**What is required**
Every line of the data below should be written out word for word.

··· Information given ···

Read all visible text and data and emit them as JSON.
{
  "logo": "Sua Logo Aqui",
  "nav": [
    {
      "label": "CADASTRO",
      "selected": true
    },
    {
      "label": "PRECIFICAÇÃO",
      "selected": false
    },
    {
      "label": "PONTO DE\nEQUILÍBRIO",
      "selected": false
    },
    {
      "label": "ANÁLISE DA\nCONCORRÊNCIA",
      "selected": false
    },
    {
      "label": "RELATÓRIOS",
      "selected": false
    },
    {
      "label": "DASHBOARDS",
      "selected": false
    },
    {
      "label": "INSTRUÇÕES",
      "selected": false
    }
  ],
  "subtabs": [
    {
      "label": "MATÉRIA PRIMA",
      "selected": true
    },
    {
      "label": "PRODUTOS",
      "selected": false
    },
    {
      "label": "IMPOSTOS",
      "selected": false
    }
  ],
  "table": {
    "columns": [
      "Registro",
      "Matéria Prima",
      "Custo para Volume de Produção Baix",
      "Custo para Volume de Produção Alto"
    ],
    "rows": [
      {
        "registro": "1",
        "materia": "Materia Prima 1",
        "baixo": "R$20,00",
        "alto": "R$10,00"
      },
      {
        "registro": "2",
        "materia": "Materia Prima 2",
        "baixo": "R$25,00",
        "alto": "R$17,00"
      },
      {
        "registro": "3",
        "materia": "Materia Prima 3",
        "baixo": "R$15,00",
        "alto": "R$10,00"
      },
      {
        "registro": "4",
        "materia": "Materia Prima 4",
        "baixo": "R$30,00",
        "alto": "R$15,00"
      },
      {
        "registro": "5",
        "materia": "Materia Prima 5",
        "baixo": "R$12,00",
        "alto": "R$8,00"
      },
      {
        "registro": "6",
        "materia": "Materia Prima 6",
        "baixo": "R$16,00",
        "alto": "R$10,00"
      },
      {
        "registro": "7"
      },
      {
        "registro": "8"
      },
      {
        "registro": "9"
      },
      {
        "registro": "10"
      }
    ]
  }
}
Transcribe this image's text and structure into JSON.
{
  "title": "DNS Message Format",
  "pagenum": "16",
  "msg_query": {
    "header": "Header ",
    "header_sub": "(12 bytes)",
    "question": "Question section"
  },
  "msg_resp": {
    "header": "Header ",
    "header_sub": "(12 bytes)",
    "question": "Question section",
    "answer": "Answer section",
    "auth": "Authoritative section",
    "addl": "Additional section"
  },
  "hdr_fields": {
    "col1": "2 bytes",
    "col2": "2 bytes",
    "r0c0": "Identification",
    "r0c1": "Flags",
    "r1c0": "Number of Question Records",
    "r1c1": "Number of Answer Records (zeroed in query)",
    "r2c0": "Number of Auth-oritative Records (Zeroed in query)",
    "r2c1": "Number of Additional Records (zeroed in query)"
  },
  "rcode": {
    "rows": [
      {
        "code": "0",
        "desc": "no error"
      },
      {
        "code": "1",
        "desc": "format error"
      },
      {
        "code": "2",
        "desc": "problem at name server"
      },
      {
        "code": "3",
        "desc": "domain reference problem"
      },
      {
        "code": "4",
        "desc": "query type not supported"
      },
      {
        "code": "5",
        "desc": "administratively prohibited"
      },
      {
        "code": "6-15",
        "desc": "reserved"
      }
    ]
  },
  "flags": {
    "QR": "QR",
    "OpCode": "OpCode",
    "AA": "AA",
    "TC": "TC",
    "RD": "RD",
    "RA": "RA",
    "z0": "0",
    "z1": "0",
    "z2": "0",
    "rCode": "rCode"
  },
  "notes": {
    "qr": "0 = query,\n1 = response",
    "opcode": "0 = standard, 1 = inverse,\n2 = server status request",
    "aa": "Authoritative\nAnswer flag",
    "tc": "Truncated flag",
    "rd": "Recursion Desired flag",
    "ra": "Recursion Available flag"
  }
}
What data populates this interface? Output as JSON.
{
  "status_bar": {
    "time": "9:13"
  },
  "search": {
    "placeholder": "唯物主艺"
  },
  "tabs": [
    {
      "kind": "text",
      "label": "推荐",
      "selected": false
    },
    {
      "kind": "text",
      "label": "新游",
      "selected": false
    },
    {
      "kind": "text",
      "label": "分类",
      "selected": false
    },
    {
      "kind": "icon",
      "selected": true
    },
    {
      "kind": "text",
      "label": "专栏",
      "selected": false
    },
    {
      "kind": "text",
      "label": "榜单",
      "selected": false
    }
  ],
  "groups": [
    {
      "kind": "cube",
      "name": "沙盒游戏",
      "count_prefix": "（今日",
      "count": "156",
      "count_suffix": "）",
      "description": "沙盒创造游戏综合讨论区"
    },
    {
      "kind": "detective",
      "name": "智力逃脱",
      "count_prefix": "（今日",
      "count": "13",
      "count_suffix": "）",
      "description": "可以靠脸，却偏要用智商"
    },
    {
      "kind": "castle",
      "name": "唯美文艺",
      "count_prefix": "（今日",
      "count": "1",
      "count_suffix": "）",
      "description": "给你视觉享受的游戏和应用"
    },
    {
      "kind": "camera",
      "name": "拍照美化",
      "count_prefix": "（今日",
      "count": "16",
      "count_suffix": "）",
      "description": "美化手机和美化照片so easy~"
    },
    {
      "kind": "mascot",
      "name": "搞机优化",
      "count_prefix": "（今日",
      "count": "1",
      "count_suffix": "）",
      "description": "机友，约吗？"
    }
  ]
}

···

**Result for this exercise**
Read all visible text and data and emit them as JSON.
{
  "logo": "Sua Logo Aqui",
  "nav": [
    {
      "label": "CADASTRO",
      "selected": true
    },
    {
      "label": "PRECIFICAÇÃO",
      "selected": false
    },
    {
      "label": "PONTO DE\nEQUILÍBRIO",
      "selected": false
    },
    {
      "label": "ANÁLISE DA\nCONCORRÊNCIA",
      "selected": false
    },
    {
      "label": "RELATÓRIOS",
      "selected": false
    },
    {
      "label": "DASHBOARDS",
      "selected": false
    },
    {
      "label": "INSTRUÇÕES",
      "selected": false
    }
  ],
  "subtabs": [
    {
      "label": "MATÉRIA PRIMA",
      "selected": true
    },
    {
      "label": "PRODUTOS",
      "selected": false
    },
    {
      "label": "IMPOSTOS",
      "selected": false
    }
  ],
  "table": {
    "columns": [
      "Registro",
      "Matéria Prima",
      "Custo para Volume de Produção Baix",
      "Custo para Volume de Produção Alto"
    ],
    "rows": [
      {
        "registro": "1",
        "materia": "Materia Prima 1",
        "baixo": "R$20,00",
        "alto": "R$10,00"
      },
      {
        "registro": "2",
        "materia": "Materia Prima 2",
        "baixo": "R$25,00",
        "alto": "R$17,00"
      },
      {
        "registro": "3",
        "materia": "Materia Prima 3",
        "baixo": "R$15,00",
        "alto": "R$10,00"
      },
      {
        "registro": "4",
        "materia": "Materia Prima 4",
        "baixo": "R$30,00",
        "alto": "R$15,00"
      },
      {
        "registro": "5",
        "materia": "Materia Prima 5",
        "baixo": "R$12,00",
        "alto": "R$8,00"
      },
      {
        "registro": "6",
        "materia": "Materia Prima 6",
        "baixo": "R$16,00",
        "alto": "R$10,00"
      },
      {
        "registro": "7"
      },
      {
        "registro": "8"
      },
      {
        "registro": "9"
      },
      {
        "registro": "10"
      }
    ]
  }
}
Transcribe this image's text and structure into JSON.
{
  "title": "DNS Message Format",
  "pagenum": "16",
  "msg_query": {
    "header": "Header ",
    "header_sub": "(12 bytes)",
    "question": "Question section"
  },
  "msg_resp": {
    "header": "Header ",
    "header_sub": "(12 bytes)",
    "question": "Question section",
    "answer": "Answer section",
    "auth": "Authoritative section",
    "addl": "Additional section"
  },
  "hdr_fields": {
    "col1": "2 bytes",
    "col2": "2 bytes",
    "r0c0": "Identification",
    "r0c1": "Flags",
    "r1c0": "Number of Question Records",
    "r1c1": "Number of Answer Records (zeroed in query)",
    "r2c0": "Number of Auth-oritative Records (Zeroed in query)",
    "r2c1": "Number of Additional Records (zeroed in query)"
  },
  "rcode": {
    "rows": [
      {
        "code": "0",
        "desc": "no error"
      },
      {
        "code": "1",
        "desc": "format error"
      },
      {
        "code": "2",
        "desc": "problem at name server"
      },
      {
        "code": "3",
        "desc": "domain reference problem"
      },
      {
        "code": "4",
        "desc": "query type not supported"
      },
      {
        "code": "5",
        "desc": "administratively prohibited"
      },
      {
        "code": "6-15",
        "desc": "reserved"
      }
    ]
  },
  "flags": {
    "QR": "QR",
    "OpCode": "OpCode",
    "AA": "AA",
    "TC": "TC",
    "RD": "RD",
    "RA": "RA",
    "z0": "0",
    "z1": "0",
    "z2": "0",
    "rCode": "rCode"
  },
  "notes": {
    "qr": "0 = query,\n1 = response",
    "opcode": "0 = standard, 1 = inverse,\n2 = server status request",
    "aa": "Authoritative\nAnswer flag",
    "tc": "Truncated flag",
    "rd": "Recursion Desired flag",
    "ra": "Recursion Available flag"
  }
}
What data populates this interface? Output as JSON.
{
  "status_bar": {
    "time": "9:13"
  },
  "search": {
    "placeholder": "唯物主艺"
  },
  "tabs": [
    {
      "kind": "text",
      "label": "推荐",
      "selected": false
    },
    {
      "kind": "text",
      "label": "新游",
      "selected": false
    },
    {
      "kind": "text",
      "label": "分类",
      "selected": false
    },
    {
      "kind": "icon",
      "selected": true
    },
    {
      "kind": "text",
      "label": "专栏",
      "selected": false
    },
    {
      "kind": "text",
      "label": "榜单",
      "selected": false
    }
  ],
  "groups": [
    {
      "kind": "cube",
      "name": "沙盒游戏",
      "count_prefix": "（今日",
      "count": "156",
      "count_suffix": "）",
      "description": "沙盒创造游戏综合讨论区"
    },
    {
      "kind": "detective",
      "name": "智力逃脱",
      "count_prefix": "（今日",
      "count": "13",
      "count_suffix": "）",
      "description": "可以靠脸，却偏要用智商"
    },
    {
      "kind": "castle",
      "name": "唯美文艺",
      "count_prefix": "（今日",
      "count": "1",
      "count_suffix": "）",
      "description": "给你视觉享受的游戏和应用"
    },
    {
      "kind": "camera",
      "name": "拍照美化",
      "count_prefix": "（今日",
      "count": "16",
      "count_suffix": "）",
      "description": "美化手机和美化照片so easy~"
    },
    {
      "kind": "mascot",
      "name": "搞机优化",
      "count_prefix": "（今日",
      "count": "1",
      "count_suffix": "）",
      "description": "机友，约吗？"
    }
  ]
}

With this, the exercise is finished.